- Aim of the exercise -
Copy the data exactly, keeping every line intact.

Data about app and page elements:
+ + + + +

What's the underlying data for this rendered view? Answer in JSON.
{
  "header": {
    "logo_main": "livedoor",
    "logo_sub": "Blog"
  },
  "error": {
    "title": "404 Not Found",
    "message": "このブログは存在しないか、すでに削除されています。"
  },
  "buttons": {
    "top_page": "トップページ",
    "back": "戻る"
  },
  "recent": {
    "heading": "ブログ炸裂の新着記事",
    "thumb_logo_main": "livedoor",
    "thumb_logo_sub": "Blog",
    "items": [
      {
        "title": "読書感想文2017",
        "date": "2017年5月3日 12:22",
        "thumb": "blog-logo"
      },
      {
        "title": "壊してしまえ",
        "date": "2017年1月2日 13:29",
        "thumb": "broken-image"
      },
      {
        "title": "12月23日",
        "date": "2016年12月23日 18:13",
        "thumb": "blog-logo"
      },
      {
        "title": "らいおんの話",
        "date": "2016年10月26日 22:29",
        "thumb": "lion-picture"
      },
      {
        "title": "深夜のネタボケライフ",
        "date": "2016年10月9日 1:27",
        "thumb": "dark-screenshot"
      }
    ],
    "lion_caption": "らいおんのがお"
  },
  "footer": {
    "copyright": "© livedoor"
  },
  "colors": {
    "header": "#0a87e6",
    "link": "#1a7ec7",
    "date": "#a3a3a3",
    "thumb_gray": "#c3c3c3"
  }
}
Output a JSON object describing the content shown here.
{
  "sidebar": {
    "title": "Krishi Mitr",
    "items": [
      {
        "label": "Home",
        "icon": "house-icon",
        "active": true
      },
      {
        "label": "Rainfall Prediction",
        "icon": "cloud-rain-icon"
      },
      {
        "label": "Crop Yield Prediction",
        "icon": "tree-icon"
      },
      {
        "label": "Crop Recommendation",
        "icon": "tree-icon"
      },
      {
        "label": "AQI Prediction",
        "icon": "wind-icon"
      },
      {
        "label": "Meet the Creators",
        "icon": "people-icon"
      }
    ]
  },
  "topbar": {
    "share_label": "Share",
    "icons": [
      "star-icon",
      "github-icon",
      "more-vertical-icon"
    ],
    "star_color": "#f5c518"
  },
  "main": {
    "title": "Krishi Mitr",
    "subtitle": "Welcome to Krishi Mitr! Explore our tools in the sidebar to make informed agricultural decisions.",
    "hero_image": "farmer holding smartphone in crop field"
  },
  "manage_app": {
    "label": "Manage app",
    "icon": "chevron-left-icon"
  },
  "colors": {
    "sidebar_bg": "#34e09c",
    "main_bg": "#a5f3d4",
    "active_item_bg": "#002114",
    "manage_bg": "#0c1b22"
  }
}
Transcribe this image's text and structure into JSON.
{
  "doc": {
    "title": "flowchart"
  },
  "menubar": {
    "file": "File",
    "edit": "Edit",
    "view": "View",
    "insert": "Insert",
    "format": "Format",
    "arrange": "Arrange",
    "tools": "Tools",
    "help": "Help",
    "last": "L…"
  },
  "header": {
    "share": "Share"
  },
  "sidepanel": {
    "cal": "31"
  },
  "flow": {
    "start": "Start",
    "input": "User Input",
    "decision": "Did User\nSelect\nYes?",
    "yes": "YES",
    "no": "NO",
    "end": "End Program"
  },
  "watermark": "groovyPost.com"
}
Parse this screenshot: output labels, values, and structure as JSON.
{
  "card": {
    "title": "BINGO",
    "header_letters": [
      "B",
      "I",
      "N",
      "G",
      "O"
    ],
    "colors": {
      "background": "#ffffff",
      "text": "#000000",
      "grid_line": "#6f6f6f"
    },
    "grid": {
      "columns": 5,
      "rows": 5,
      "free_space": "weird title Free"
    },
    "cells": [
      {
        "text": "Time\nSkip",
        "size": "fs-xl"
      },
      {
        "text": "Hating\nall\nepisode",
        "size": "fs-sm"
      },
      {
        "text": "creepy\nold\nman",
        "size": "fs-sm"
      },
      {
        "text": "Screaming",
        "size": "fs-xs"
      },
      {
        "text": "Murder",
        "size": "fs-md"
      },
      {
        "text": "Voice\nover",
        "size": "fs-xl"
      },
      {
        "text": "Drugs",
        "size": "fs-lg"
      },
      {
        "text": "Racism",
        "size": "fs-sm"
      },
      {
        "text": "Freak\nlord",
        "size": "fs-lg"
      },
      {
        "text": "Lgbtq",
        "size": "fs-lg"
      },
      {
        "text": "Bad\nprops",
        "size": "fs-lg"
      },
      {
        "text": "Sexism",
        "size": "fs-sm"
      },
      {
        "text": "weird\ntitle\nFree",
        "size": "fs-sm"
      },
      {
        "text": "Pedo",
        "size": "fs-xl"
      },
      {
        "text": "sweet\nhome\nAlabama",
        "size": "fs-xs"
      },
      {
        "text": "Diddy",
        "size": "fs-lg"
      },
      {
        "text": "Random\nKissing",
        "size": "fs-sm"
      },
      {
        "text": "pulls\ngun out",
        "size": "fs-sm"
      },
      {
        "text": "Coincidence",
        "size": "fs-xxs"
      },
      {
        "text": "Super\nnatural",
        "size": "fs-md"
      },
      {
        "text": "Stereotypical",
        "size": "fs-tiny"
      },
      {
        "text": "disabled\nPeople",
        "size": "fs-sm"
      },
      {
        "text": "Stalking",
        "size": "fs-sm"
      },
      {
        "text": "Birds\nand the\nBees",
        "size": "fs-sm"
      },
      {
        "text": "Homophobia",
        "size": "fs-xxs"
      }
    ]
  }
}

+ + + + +

- Exercise output -
What's the underlying data for this rendered view? Answer in JSON.
{
  "header": {
    "logo_main": "livedoor",
    "logo_sub": "Blog"
  },
  "error": {
    "title": "404 Not Found",
    "message": "このブログは存在しないか、すでに削除されています。"
  },
  "buttons": {
    "top_page": "トップページ",
    "back": "戻る"
  },
  "recent": {
    "heading": "ブログ炸裂の新着記事",
    "thumb_logo_main": "livedoor",
    "thumb_logo_sub": "Blog",
    "items": [
      {
        "title": "読書感想文2017",
        "date": "2017年5月3日 12:22",
        "thumb": "blog-logo"
      },
      {
        "title": "壊してしまえ",
        "date": "2017年1月2日 13:29",
        "thumb": "broken-image"
      },
      {
        "title": "12月23日",
        "date": "2016年12月23日 18:13",
        "thumb": "blog-logo"
      },
      {
        "title": "らいおんの話",
        "date": "2016年10月26日 22:29",
        "thumb": "lion-picture"
      },
      {
        "title": "深夜のネタボケライフ",
        "date": "2016年10月9日 1:27",
        "thumb": "dark-screenshot"
      }
    ],
    "lion_caption": "らいおんのがお"
  },
  "footer": {
    "copyright": "© livedoor"
  },
  "colors": {
    "header": "#0a87e6",
    "link": "#1a7ec7",
    "date": "#a3a3a3",
    "thumb_gray": "#c3c3c3"
  }
}
Output a JSON object describing the content shown here.
{
  "sidebar": {
    "title": "Krishi Mitr",
    "items": [
      {
        "label": "Home",
        "icon": "house-icon",
        "active": true
      },
      {
        "label": "Rainfall Prediction",
        "icon": "cloud-rain-icon"
      },
      {
        "label": "Crop Yield Prediction",
        "icon": "tree-icon"
      },
      {
        "label": "Crop Recommendation",
        "icon": "tree-icon"
      },
      {
        "label": "AQI Prediction",
        "icon": "wind-icon"
      },
      {
        "label": "Meet the Creators",
        "icon": "people-icon"
      }
    ]
  },
  "topbar": {
    "share_label": "Share",
    "icons": [
      "star-icon",
      "github-icon",
      "more-vertical-icon"
    ],
    "star_color": "#f5c518"
  },
  "main": {
    "title": "Krishi Mitr",
    "subtitle": "Welcome to Krishi Mitr! Explore our tools in the sidebar to make informed agricultural decisions.",
    "hero_image": "farmer holding smartphone in crop field"
  },
  "manage_app": {
    "label": "Manage app",
    "icon": "chevron-left-icon"
  },
  "colors": {
    "sidebar_bg": "#34e09c",
    "main_bg": "#a5f3d4",
    "active_item_bg": "#002114",
    "manage_bg": "#0c1b22"
  }
}
Transcribe this image's text and structure into JSON.
{
  "doc": {
    "title": "flowchart"
  },
  "menubar": {
    "file": "File",
    "edit": "Edit",
    "view": "View",
    "insert": "Insert",
    "format": "Format",
    "arrange": "Arrange",
    "tools": "Tools",
    "help": "Help",
    "last": "L…"
  },
  "header": {
    "share": "Share"
  },
  "sidepanel": {
    "cal": "31"
  },
  "flow": {
    "start": "Start",
    "input": "User Input",
    "decision": "Did User\nSelect\nYes?",
    "yes": "YES",
    "no": "NO",
    "end": "End Program"
  },
  "watermark": "groovyPost.com"
}
Parse this screenshot: output labels, values, and structure as JSON.
{
  "card": {
    "title": "BINGO",
    "header_letters": [
      "B",
      "I",
      "N",
      "G",
      "O"
    ],
    "colors": {
      "background": "#ffffff",
      "text": "#000000",
      "grid_line": "#6f6f6f"
    },
    "grid": {
      "columns": 5,
      "rows": 5,
      "free_space": "weird title Free"
    },
    "cells": [
      {
        "text": "Time\nSkip",
        "size": "fs-xl"
      },
      {
        "text": "Hating\nall\nepisode",
        "size": "fs-sm"
      },
      {
        "text": "creepy\nold\nman",
        "size": "fs-sm"
      },
      {
        "text": "Screaming",
        "size": "fs-xs"
      },
      {
        "text": "Murder",
        "size": "fs-md"
      },
      {
        "text": "Voice\nover",
        "size": "fs-xl"
      },
      {
        "text": "Drugs",
        "size": "fs-lg"
      },
      {
        "text": "Racism",
        "size": "fs-sm"
      },
      {
        "text": "Freak\nlord",
        "size": "fs-lg"
      },
      {
        "text": "Lgbtq",
        "size": "fs-lg"
      },
      {
        "text": "Bad\nprops",
        "size": "fs-lg"
      },
      {
        "text": "Sexism",
        "size": "fs-sm"
      },
      {
        "text": "weird\ntitle\nFree",
        "size": "fs-sm"
      },
      {
        "text": "Pedo",
        "size": "fs-xl"
      },
      {
        "text": "sweet\nhome\nAlabama",
        "size": "fs-xs"
      },
      {
        "text": "Diddy",
        "size": "fs-lg"
      },
      {
        "text": "Random\nKissing",
        "size": "fs-sm"
      },
      {
        "text": "pulls\ngun out",
        "size": "fs-sm"
      },
      {
        "text": "Coincidence",
        "size": "fs-xxs"
      },
      {
        "text": "Super\nnatural",
        "size": "fs-md"
      },
      {
        "text": "Stereotypical",
        "size": "fs-tiny"
      },
      {
        "text": "disabled\nPeople",
        "size": "fs-sm"
      },
      {
        "text": "Stalking",
        "size": "fs-sm"
      },
      {
        "text": "Birds\nand the\nBees",
        "size": "fs-sm"
      },
      {
        "text": "Homophobia",
        "size": "fs-xxs"
      }
    ]
  }
}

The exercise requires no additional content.